- **Exercise brief**:
If a line in the data below holds the word "JSON", copy it.

- **Listed records**:
========

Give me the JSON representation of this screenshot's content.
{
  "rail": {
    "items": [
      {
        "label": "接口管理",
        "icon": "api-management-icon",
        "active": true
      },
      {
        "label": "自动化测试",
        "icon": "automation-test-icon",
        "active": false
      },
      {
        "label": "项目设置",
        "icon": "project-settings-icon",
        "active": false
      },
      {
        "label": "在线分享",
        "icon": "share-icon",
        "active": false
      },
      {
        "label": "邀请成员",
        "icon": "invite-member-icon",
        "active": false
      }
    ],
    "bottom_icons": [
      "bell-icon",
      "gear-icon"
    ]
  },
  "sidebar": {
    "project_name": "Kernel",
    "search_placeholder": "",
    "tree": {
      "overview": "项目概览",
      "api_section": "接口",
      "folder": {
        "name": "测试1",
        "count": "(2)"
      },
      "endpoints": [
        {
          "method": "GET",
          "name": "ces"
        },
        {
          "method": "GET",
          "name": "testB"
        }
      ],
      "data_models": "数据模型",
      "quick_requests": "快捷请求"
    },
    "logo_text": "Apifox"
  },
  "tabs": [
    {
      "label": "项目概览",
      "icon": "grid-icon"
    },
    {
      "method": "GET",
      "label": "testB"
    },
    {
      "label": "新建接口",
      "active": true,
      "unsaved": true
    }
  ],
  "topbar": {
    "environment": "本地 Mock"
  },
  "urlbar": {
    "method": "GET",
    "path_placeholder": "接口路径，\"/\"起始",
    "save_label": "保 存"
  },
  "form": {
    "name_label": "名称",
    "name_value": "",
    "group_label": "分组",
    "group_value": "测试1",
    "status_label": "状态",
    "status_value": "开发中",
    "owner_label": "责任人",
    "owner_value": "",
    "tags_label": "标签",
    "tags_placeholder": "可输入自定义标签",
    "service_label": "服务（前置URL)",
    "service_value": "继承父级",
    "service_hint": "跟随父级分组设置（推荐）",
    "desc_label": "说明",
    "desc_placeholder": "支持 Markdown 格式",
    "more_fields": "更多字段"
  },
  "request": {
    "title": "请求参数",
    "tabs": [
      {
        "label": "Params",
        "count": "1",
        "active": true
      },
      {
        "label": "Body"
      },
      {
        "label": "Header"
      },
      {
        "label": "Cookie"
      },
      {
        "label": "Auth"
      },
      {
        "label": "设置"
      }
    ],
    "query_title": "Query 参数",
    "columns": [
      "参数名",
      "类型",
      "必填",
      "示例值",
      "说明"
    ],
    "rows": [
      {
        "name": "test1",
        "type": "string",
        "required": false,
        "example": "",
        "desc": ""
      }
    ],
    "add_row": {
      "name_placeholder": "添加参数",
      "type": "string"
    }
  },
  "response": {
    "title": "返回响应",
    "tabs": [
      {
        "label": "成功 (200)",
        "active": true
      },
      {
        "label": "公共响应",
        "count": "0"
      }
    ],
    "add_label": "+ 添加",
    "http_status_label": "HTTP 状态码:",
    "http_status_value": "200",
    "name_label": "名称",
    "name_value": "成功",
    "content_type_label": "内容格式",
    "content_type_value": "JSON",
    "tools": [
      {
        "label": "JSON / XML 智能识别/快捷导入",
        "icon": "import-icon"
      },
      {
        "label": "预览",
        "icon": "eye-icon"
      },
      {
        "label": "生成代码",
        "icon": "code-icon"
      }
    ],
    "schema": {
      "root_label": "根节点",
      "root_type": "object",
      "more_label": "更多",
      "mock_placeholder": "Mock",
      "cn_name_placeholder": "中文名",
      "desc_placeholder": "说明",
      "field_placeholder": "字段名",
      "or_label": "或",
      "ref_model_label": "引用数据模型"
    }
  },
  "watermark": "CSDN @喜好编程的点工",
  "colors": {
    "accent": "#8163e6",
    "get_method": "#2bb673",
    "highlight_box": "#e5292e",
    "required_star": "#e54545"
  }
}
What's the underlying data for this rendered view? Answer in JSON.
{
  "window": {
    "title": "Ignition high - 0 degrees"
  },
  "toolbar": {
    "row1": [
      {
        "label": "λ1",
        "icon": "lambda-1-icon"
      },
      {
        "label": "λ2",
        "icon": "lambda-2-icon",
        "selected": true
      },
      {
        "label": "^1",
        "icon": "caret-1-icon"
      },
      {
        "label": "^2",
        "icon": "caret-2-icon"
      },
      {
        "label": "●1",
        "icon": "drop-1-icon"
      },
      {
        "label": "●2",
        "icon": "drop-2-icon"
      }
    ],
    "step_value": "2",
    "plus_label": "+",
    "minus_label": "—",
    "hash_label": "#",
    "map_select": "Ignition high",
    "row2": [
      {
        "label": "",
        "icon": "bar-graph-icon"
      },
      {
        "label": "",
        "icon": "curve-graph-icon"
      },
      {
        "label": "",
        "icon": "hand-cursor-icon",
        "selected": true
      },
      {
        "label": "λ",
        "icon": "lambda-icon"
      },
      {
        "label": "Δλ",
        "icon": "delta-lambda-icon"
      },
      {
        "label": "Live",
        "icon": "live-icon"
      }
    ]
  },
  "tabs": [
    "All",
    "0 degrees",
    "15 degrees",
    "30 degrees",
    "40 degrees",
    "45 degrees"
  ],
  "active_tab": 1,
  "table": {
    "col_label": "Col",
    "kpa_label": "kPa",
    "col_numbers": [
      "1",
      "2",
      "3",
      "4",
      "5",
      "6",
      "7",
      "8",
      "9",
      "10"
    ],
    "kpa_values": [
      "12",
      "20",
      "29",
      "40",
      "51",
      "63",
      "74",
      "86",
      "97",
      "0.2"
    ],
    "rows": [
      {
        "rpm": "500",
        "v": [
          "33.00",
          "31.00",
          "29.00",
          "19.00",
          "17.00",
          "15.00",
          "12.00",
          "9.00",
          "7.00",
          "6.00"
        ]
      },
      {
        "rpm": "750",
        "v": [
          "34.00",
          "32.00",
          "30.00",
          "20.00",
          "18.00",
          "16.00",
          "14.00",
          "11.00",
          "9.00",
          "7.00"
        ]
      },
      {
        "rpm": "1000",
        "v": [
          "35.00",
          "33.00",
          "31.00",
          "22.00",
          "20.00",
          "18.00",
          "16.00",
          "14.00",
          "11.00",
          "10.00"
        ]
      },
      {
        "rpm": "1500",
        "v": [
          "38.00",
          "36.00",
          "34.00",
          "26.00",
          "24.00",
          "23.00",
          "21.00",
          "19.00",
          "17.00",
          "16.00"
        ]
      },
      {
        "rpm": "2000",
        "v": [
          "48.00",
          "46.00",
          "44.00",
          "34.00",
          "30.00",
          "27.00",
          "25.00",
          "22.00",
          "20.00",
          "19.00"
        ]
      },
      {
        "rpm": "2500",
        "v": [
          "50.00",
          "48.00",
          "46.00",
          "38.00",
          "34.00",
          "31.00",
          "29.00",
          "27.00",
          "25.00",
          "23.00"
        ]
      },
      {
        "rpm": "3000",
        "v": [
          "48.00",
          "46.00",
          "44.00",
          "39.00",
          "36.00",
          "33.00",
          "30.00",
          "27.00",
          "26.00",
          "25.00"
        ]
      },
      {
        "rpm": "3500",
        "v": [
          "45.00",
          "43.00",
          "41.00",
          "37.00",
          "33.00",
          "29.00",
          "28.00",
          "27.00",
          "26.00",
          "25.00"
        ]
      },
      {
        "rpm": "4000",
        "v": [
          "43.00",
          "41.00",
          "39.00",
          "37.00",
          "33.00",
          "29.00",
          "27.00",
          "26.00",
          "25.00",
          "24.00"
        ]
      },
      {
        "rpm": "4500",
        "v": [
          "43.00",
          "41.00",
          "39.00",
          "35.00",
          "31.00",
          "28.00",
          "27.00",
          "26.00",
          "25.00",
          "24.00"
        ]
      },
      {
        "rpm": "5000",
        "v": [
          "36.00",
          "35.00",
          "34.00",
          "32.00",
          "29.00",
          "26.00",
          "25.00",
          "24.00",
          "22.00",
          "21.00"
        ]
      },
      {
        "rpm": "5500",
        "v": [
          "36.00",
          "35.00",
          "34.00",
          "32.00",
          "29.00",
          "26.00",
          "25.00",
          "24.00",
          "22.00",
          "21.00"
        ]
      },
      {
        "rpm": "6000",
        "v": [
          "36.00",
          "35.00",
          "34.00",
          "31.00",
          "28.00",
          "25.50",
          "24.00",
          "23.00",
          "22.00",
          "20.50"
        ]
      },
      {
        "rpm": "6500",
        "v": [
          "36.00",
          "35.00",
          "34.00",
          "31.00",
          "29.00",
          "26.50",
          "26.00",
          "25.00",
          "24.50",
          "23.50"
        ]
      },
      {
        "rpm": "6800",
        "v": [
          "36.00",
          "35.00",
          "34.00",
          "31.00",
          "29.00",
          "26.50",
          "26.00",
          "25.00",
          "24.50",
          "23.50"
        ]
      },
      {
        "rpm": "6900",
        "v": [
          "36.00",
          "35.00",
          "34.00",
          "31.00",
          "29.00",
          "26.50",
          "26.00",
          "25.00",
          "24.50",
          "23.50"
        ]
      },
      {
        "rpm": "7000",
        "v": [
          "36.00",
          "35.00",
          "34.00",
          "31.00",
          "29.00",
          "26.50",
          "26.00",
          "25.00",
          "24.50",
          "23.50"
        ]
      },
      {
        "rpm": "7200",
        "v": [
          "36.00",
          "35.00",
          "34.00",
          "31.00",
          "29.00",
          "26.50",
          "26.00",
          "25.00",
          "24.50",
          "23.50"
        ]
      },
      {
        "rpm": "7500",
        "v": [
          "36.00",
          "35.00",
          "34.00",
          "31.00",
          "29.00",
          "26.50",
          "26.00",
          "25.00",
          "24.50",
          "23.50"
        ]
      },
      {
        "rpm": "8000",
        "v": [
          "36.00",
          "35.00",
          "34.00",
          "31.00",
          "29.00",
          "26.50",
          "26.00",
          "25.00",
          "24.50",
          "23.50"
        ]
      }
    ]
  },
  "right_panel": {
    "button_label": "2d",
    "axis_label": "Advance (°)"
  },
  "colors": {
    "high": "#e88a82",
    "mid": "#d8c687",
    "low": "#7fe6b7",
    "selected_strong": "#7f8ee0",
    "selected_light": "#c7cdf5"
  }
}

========

- **Response to the exercise**:
Give me the JSON representation of this screenshot's content.
    "content_type_value": "JSON",
        "label": "JSON / XML 智能识别/快捷导入",
What's the underlying data for this rendered view? Answer in JSON.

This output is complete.